Living in Tirol, I’m lucky enough to ski from mid-September until late June (on the glaciers) here at home, so I’ll approach this from the perspective of my ultimate ‘dream season’. I’ll start here on the Stubaier Glacier in October to warm my legs up, as I just can’t resist the dreamy golden autumn light. If I’m lucky I’ll get a spot of powder ski touring in too when the early storms hit the (closed and ungroomed) ski resorts. However when November rolls around I’d head to Siberia, again ski touring. Not many people know this, but Siberia gets blasted by the same weather patterns as Hokkaido, and most years it’s neck deep before winter even starts stirring elsewhere.

Christmas/New Year: Japan

Shortly after Christmas Japan will be on the cards, and I’d spend the first six weeks of the new year gorging myself on JaPOW between the beautiful birch trees.

February: Gulmarg

On my way back to Europe I’d make a pit stop in Gulmarg (Kashmir) to see out the last two weeks of February when conditions are at their best in the Himalayas – think deep powder on huge faces and in stunning old-growth forests, with no competition for first tracks and the best curries on the planet every evening.

Early spring: Austria

Around this time I think I’d be hankering for schnitzel and good beer again, so I’d head back to Austria for March. March is the best month to ski the Alps in my opinion: snow depths are near their peak and the days are long. Plus the weather is typically cold and snowy (more powder!) or warm and sunny (slushy moguls and beer on the terrace!), and either one counts as a win in my book!

Easter and beyond: Georgia then Norway

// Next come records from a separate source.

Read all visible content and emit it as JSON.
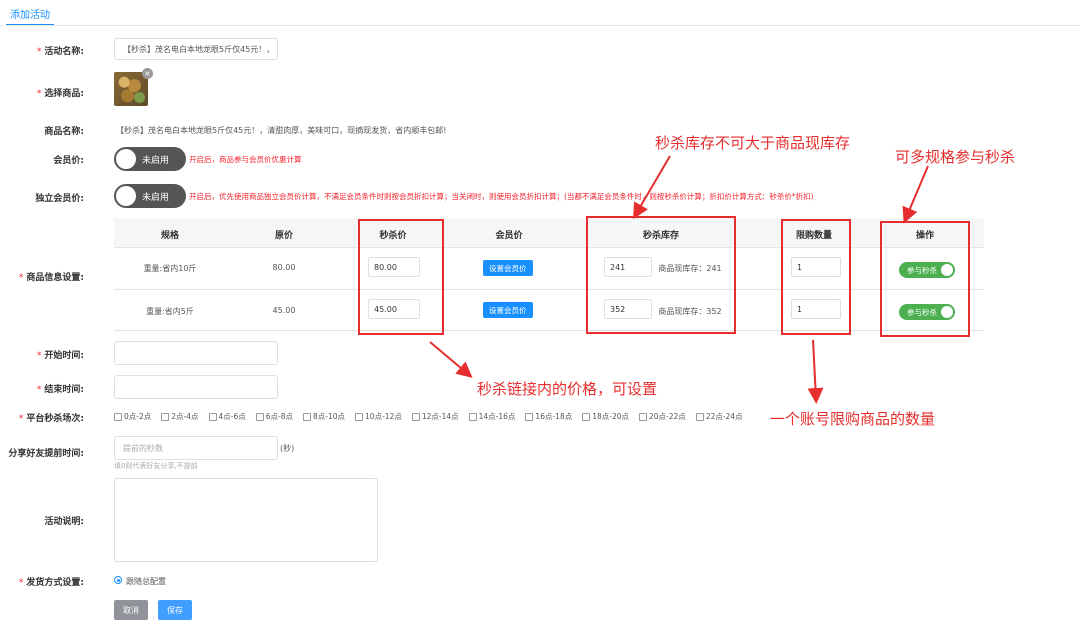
{
  "tab": {
    "label": "添加活动"
  },
  "form": {
    "activity_name": {
      "label": "活动名称:",
      "value": "【秒杀】茂名电白本地龙眼5斤仅45元！，"
    },
    "select_goods": {
      "label": "选择商品:"
    },
    "goods_name": {
      "label": "商品名称:",
      "value": "【秒杀】茂名电白本地龙眼5斤仅45元！，清甜肉厚，美味可口，现摘现发货，省内顺丰包邮!"
    },
    "member_price": {
      "label": "会员价:",
      "toggle": "未启用",
      "note": "开启后，商品参与会员价优惠计算"
    },
    "independent_member_price": {
      "label": "独立会员价:",
      "toggle": "未启用",
      "note": "开启后，优先使用商品独立会员价计算，不满足会员条件时则按会员折扣计算；当关闭时，则使用会员折扣计算；(当都不满足会员条件时，则按秒杀价计算；折扣价计算方式：秒杀价*折扣)"
    },
    "goods_info": {
      "label": "商品信息设置:",
      "columns": [
        "规格",
        "原价",
        "秒杀价",
        "会员价",
        "秒杀库存",
        "限购数量",
        "操作"
      ],
      "rows": [
        {
          "spec": "重量:省内10斤",
          "original": "80.00",
          "seckill_price": "80.00",
          "member_btn": "设置会员价",
          "stock": "241",
          "current_stock": "商品现库存：241",
          "limit": "1",
          "action": "参与秒杀"
        },
        {
          "spec": "重量:省内5斤",
          "original": "45.00",
          "seckill_price": "45.00",
          "member_btn": "设置会员价",
          "stock": "352",
          "current_stock": "商品现库存：352",
          "limit": "1",
          "action": "参与秒杀"
        }
      ]
    },
    "start_time": {
      "label": "开始时间:"
    },
    "end_time": {
      "label": "结束时间:"
    },
    "sessions": {
      "label": "平台秒杀场次:",
      "options": [
        "0点-2点",
        "2点-4点",
        "4点-6点",
        "6点-8点",
        "8点-10点",
        "10点-12点",
        "12点-14点",
        "14点-16点",
        "16点-18点",
        "18点-20点",
        "20点-22点",
        "22点-24点"
      ]
    },
    "share_ahead": {
      "label": "分享好友提前时间:",
      "placeholder": "提前的秒数",
      "unit": "(秒)",
      "hint": "填0则代表好友分享,不提前"
    },
    "description": {
      "label": "活动说明:"
    },
    "shipping": {
      "label": "发货方式设置:",
      "option": "跟随总配置"
    },
    "buttons": {
      "cancel": "取消",
      "save": "保存"
    }
  },
  "annotations": {
    "stock_note": "秒杀库存不可大于商品现库存",
    "multi_spec": "可多规格参与秒杀",
    "price_note": "秒杀链接内的价格，可设置",
    "limit_note": "一个账号限购商品的数量"
  },
  "colors": {
    "accent": "#1890ff",
    "annotation": "#e62e2e",
    "toggle_on": "#4caf50"
  }
}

April is where decisions get more difficult. Heliskiing conditions will be prime in Alaska, but so will the touring conditions in Lofoten, Norway. Unable to choose, I’d head to Georgia for some heliskiing instead (it’s the new AK anyway, with fewer down days) for the first few weeks of the month. When the thwack thwack of rotor blades starts feeling too ‘Apocalypse Now’ I’ll head up to Lyngen and Tamok in Norway (where winter will hang on into June) for some peace and quiet, ski touring until mid-May or so. At this point it’s back to where it all began for sun, slush-surfing and afternoon beers on the Tirolean glaciers. Then… on to South America?